" "Myanmar's Myanmar administration should stop claiming that the Rohingya are burning their own houses and devastating their own villages," Zeid Ra'ad al-Hussein said in Geneva on Monday, describing it as a "complete rejection of reality". "Meanwhile, a Rohingya man in Myanmar said the police had reached Pa Din on Monday by launching weapons, starting new fire in houses and sending away several hundred Rohingya.
"The villagers were afraid and ran out of the village," said the villagers, talking on an anonymous basis for his own security. The Myanmar P.D. denied that the homes were burnt by what they named Bengalesesters. Many in Myanmar use this word scornfully to describe the Rohingya who emigrated from neighbouring Bangladesh despite the fact that many Rohingya family have been living in Myanmar for generation.
In Bangladesh, it said it would release 2,000 acres for a new warehouse in Cox's Bazar to protect the new Rohingya. The Kutupalong and other Rohingya bearings were already overburdened. The relief organizations are overpowered by the flow of Rohingya, many of whom arrive starving and traumatised after having walked through the jungle for a few day or having been packaged in shaky wood craft in Bangladesh in their quest for security.
There are many who tell similar tales of Myanmar troops shooting randomly at their communities, burn down their houses and warn them to walk or not. Over the last two wards, the Cox' Bazar Regional Hospitals have been overpowered by the Rohingya patient population, and 80 have arrived with bullet and severe infection in the last two wards.
Three Rohingya were injured in landmine explosions and tens of them were killed by drowning when vessels went overboard during the crossing. Myanmar's officials said more than a weeks ago that about 400 Rohingya - mostly rebels - had been killed in troopers.
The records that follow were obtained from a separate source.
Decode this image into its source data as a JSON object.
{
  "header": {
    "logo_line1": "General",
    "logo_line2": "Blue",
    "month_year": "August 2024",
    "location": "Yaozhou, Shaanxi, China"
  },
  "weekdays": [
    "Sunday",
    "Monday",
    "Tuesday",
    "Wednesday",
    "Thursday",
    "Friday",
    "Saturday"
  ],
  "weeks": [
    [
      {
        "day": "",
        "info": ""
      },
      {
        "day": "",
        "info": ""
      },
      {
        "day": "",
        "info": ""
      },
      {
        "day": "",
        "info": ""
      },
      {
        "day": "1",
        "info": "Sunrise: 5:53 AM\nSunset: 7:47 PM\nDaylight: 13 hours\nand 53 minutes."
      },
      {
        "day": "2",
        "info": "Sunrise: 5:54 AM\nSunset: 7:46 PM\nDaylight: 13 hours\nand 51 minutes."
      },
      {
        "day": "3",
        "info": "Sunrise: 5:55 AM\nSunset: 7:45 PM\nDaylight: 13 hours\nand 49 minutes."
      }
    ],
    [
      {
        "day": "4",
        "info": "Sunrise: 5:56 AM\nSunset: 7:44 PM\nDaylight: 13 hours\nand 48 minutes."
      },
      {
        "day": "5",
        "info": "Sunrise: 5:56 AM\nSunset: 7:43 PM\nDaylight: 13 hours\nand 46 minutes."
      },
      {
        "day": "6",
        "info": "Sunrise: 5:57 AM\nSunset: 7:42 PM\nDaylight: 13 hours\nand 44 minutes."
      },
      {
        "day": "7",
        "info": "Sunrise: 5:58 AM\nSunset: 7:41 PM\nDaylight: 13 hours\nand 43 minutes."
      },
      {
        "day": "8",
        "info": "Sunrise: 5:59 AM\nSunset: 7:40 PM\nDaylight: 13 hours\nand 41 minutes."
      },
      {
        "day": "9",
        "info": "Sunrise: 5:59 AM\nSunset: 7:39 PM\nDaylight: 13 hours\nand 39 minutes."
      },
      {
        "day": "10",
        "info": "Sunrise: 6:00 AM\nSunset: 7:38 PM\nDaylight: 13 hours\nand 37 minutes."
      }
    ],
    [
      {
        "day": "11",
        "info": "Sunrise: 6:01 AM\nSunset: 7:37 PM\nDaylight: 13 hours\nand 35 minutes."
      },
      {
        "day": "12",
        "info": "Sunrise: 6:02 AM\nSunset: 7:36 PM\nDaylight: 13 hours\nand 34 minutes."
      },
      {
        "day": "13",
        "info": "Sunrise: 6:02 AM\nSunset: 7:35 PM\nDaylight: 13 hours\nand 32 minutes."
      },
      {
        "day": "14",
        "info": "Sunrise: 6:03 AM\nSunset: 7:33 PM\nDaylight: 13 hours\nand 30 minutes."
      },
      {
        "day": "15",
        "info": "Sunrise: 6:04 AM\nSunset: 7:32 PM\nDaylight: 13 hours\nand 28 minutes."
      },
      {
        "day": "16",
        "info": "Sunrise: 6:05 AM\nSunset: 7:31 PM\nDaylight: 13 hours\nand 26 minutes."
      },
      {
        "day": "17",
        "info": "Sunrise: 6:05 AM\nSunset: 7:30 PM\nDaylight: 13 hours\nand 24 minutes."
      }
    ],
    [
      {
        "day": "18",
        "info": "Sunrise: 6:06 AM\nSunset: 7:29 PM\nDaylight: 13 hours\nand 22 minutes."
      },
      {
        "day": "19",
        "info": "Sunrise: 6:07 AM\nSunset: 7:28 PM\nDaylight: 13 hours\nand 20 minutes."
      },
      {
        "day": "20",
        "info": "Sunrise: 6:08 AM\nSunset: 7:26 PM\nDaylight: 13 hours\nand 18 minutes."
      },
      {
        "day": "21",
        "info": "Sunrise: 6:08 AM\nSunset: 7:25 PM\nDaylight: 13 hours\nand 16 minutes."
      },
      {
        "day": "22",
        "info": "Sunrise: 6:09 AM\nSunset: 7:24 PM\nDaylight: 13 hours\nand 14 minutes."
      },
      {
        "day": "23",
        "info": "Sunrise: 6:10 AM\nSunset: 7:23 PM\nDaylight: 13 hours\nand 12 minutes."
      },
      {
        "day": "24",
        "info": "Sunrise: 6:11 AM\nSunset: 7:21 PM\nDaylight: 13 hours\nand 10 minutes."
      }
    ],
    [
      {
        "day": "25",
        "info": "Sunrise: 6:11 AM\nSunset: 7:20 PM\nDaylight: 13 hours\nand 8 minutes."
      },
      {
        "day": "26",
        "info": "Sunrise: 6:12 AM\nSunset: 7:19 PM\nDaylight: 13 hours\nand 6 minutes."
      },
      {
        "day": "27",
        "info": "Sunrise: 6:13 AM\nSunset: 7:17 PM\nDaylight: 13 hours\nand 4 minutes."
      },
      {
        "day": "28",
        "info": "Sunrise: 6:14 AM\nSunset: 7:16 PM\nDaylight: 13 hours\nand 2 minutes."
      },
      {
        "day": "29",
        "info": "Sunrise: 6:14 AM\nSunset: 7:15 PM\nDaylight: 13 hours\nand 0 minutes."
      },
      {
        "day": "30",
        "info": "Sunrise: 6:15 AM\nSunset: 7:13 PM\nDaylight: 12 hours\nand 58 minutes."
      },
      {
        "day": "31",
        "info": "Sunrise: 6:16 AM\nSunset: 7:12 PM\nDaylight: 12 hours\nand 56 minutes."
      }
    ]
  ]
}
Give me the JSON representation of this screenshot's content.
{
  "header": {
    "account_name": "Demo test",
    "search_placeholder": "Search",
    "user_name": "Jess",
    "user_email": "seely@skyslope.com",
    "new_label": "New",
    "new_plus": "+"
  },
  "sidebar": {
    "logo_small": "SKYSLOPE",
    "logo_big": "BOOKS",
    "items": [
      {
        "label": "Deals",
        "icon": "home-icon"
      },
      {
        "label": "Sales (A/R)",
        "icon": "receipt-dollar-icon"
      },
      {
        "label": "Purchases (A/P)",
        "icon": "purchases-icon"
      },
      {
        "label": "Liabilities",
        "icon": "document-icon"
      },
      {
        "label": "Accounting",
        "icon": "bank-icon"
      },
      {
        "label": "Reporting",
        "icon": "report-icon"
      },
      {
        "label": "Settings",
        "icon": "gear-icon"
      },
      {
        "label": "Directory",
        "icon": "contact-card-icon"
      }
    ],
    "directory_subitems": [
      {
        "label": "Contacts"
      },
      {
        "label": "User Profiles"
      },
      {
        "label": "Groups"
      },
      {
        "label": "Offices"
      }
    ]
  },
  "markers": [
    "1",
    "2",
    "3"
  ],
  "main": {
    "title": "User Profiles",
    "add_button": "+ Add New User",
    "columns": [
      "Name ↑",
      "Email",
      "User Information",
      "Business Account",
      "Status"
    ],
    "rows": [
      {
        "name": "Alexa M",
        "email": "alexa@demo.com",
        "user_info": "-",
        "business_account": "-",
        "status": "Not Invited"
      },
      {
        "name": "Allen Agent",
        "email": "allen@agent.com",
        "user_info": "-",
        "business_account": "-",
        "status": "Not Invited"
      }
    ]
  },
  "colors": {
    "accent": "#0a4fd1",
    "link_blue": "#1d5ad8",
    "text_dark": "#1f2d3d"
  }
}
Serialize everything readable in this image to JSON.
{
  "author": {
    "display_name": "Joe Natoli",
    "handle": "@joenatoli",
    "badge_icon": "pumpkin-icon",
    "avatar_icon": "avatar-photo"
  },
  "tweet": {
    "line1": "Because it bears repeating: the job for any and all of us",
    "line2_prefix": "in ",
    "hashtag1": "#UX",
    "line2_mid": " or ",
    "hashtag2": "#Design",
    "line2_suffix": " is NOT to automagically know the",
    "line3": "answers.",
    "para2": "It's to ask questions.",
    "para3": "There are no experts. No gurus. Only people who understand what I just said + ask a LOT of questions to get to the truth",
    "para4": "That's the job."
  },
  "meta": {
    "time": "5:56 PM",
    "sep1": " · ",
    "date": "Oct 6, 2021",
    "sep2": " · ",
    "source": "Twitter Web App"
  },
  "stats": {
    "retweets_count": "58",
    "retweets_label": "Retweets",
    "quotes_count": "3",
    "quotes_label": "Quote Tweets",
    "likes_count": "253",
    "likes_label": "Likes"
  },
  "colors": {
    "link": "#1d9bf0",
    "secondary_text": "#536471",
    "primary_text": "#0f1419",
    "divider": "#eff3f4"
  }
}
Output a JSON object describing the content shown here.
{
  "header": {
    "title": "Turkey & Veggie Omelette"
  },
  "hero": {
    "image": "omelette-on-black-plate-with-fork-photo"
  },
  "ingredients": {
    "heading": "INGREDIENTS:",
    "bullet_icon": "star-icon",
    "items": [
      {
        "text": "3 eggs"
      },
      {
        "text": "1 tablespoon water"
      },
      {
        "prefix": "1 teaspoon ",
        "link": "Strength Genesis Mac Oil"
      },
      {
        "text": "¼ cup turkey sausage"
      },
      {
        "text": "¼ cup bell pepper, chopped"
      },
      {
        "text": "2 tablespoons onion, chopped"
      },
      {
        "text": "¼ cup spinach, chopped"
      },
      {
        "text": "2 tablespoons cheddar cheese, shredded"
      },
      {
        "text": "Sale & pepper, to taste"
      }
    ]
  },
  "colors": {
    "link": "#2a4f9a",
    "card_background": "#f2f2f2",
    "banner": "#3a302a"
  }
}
In Myanmar, Rohingya was discriminated against and persecuted for many years and refused nationality despite centuries-old Rakhine County. Prior to August 25, Bangladesh had already taken in more than 100,000 Rohingya, who came to Myanmar after violent anti-Muslim riots in 2012 or under previous chases.